PERKINS: In our world, it’s going to consumer products and to health care. We’ve had numerous kind of year-end investment bankers coming into our office and showing us where deals are being done and it’s health care and consumer products because consumer product businesses are strong. If you have one, you’re selling it.
GROGAN: Right now, from what we’ve seen, health care I.T. is the big play. Health care is starting to settle down. We’re starting to understand where the market might be going. I.T. has a fast-win/fast-lose ratio. You’re going to know right away … and with money trying to see fast returns, that’s attractive.
We know that health care is outperforming every other sector in the market. It’s really the convergence of reporting, of wearables, and in all of those sort of transitions into wellness and self-reporting stuff. That’s where we see the big play is going to be.
D'AMATO: In the short run, I totally agree that health care I.T. is really hot. … I think there will be some interesting opportunities actually in drug discovery … because what people are able to do now is structure-based drug design and computational-based drug design, which was impossible before. The ability to model proteins on a computer is accessible. It’s never happened before. People will be able to design drugs that they prove on a computer will work. They can do a billion experiments in a week on a computer, where you could do a hundred in your lab in a month before that. It’s a fundamental change that means drugs will be more specifically focused to more diseases and targets that were untargetable before.
What sectors outside of health care have grabbed your attention?

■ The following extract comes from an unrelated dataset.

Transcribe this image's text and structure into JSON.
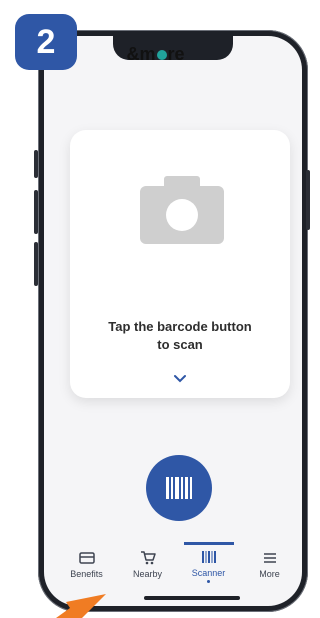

D'AMATO: I’ve been trying to wrap my arms around the “Internet of Things” thing a lot and I see some opportunities there. I’m interested in what other people are not interested in. The software world has been too overpriced and too expensive for us, so we haven’t done a lot of software investing. So I’m more interested in what is not as attractive right now.
DEVRIES: We really see this physical product world and this convergence of the technology world playing a huge role in investing in the next 10 years. What we see as opportunity is large strategic companies don’t know how to participate in the technology creation. They have R&D groups, but they are not quick enough to exploit these new developments that are going on. So we see where the venture world is going to be key partners of strategics — as opposed to competitors of strategics — in identifying those technologies that can be embedded into these products that are being made by these large corporations.
What does that mean for places like West Michigan?
DEVRIES: We think that speaks really well for the Midwest, specifically for Michigan, where we still make stuff. When (Start Garden announced the Seamless Accelerator) nationally, we were shocked at how many coastal developing companies contacted us and basically said, ‘There’s no makers of stuff out here. We can program to the moon, but we can’t make it. We’re finding that we have to come back to Minnesota, Michigan, Wisconsin, Illinois today to find the guys who can actually run the machines that build these things.’ Our manufacturing base that for the past 20 years has kind of gone stagnant on us and has been a job loser, we think we’re going to begin to see how technology merging into physical product helps bring back this manufacturing base here.